From fantasy to historical fiction is quite a jump. Making it all up versus all that research and getting the facts right would not have been my first choice for future books. Then I fell across Emma Beach, a fellow Australian who had spent several years researching the story of Elizabeth Scott – The Shanty Keeper’s Wife was born and my taste for historical novels was set.

Keepers

Raine didn’t plan to marry Teddy. His moods turn on a hairpin, he’s hotheaded and easily offended. But he’s the father of her unborn child, and in 1950s Australia being an unwed mother isn’t an option. She marries him, determined to make it work, only to see him abandon her a year later for the wilds of the Snowy Mountains. When Raine realises she is bearing their second child, she decides to hunt Teddy down. She needs to look him in the eye and test the truth of their love. Because Raine’s true keeper might not be Teddy; he might be the caring and careful Alf – Teddy’s cockney childhood friend and Raine’s not-so-secret admirer.

Keepers will be published in the spring of 2021.

I entered Keepers in a novel competition last year and was thrilled with the feedback:
Excellent writing and intriguing opening. Convincing feel for the domestic setting but full of intriguing questions. Interesting structure too. Modest* story … written with great skill. 

* This, I am told, is a publishing term for a book which isn’t full of explosives and frantic action. You can read an extract from Keepers here.

The Shanty Keeper’s Wife

Australian High Country 1863

Child-bride Betsy has grown into the pretty wife of an abusive, drunken owner of an illegal grog shanty. When he’s murdered, her ex-pirate cook is quickly arrested. But rumours of ‘too close an intimacy’ between Betsy and a youthful groom soon lead to their arrest also.
Convicted on hearsay and gossip, Betsy will hang – unless one man tells the truth.

Very few people have heard of Elizabeth Scott, tried in 1863 along with her mixed-race, illiterate cook and an 18 year-old groom who lodged with the family for the murder of her drunken, abusive husband. That included me before I came across Emma Beach’s novel drafts on a peer review website. Emma’s family hails from the area where the murder happened – the chimney of the illegal grog shop (shanty) where it took place still stands. We became collaborators on the book. It’s finished, even though Emma keeps digging up new and fascinating facts.
Our beta readers love Betsy, and the tension of the story, begging for that reprieve …
The Shanty Keeper’s Wife is currently with a London agency who are considering the full manuscript, and with a regional indie publisher doing the same. Fingers crossed.

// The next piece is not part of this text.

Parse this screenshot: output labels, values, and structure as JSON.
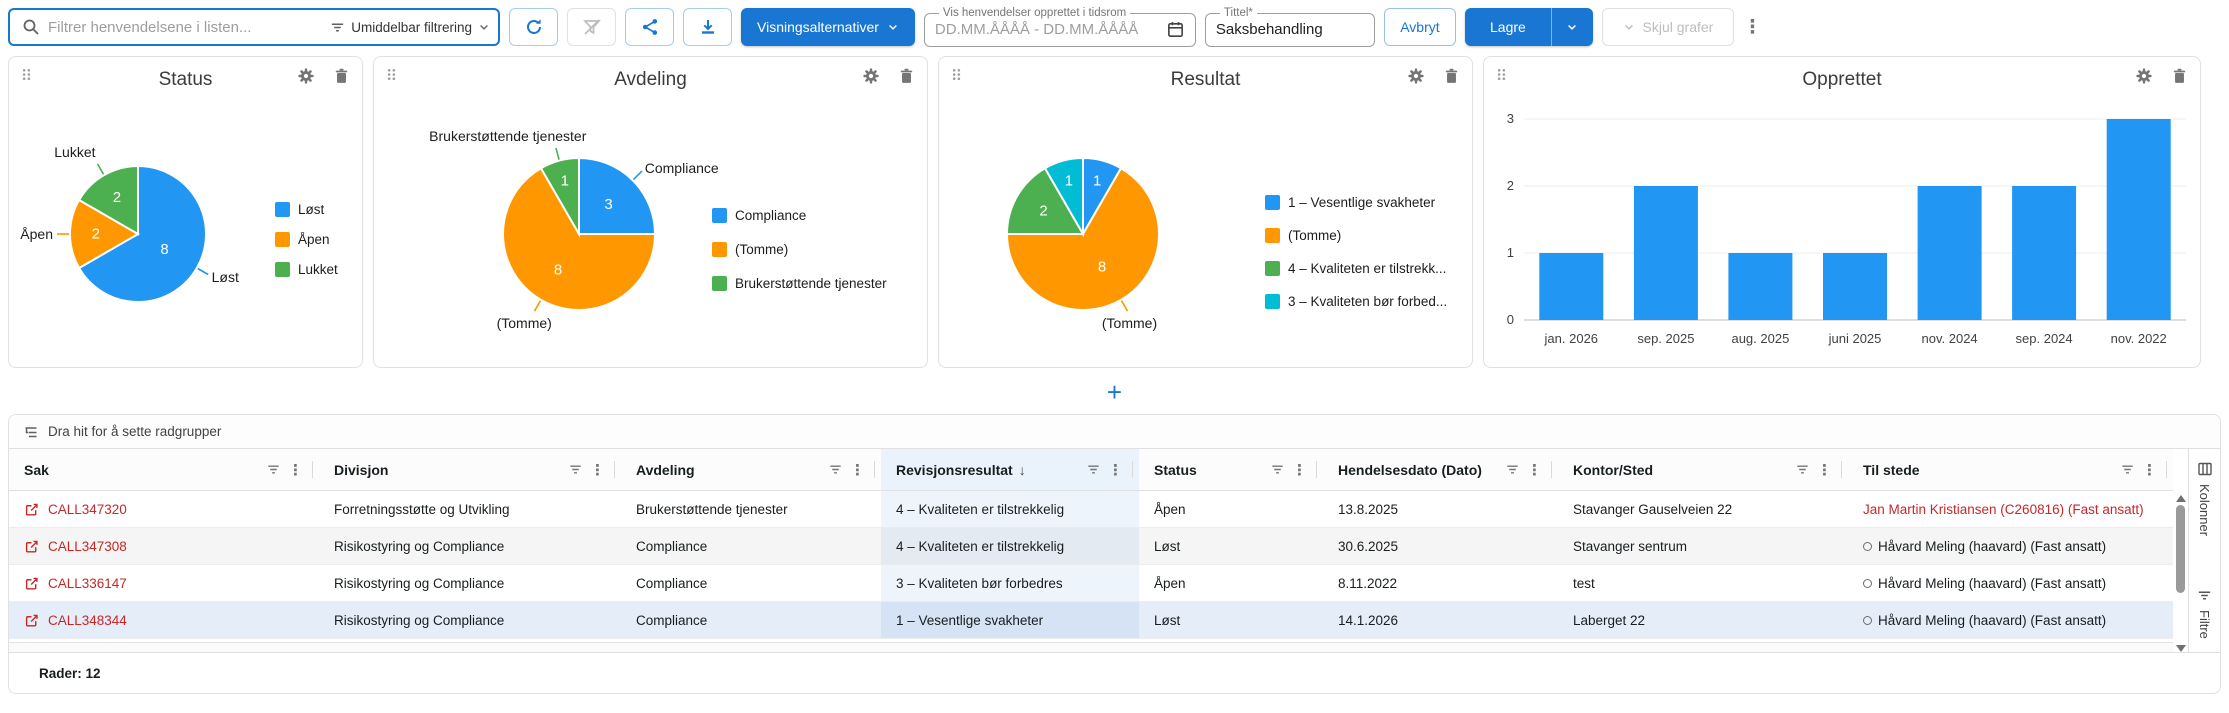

Here’s what one of our beta readers has to say: I loved it… You made a masterwork of suspense. Especially during the court scenes as you revealed what happened that night. Right up to the end, I was hoping the Governor would make the decision …

Read an extract from The Shanty Keeper’s Wife here.

The picture is a watercolour by ST Gill. Elizabeth’s first marital home, where she bore five children of whom only two lived, would have looked like this.

Belladonna

(Working title)

Hester talks to the river, which she knows as Sabrina. The river nymphs call to her as they ride the white horses of the bore … Aaron is a wise man with the power of herbal healing, and more. When Hester persuades Aaron to teach her what he knows, he’s reluctant . He’s been there before.

This story is inspired by the life of Ellen Hayward, a respected herbalist from the Forest of Dean who was tried for witchcraft in 1906. And acquitted, I’m pleased to say. Initially I planned to write an historical novel about Ellen, but being a keen reader of magical realism, I’ve turned Belladonna into something rather different. This is a work in progress, being helped along by local and virtual critique partners all of whom are keen to know what happens next (as am I). In the meantime, I’m learning about the medicinal and magical properties of herbs and wildflowers, about toadstone rings, 19th c farming, and smuggling on the River Severn.

The image is of yarrow, plentiful in fields and hedgero. Yarrow boasts many medicinal and magical properties. From stopping a nose-bleed, allaying fever, and enhancing psychic powers.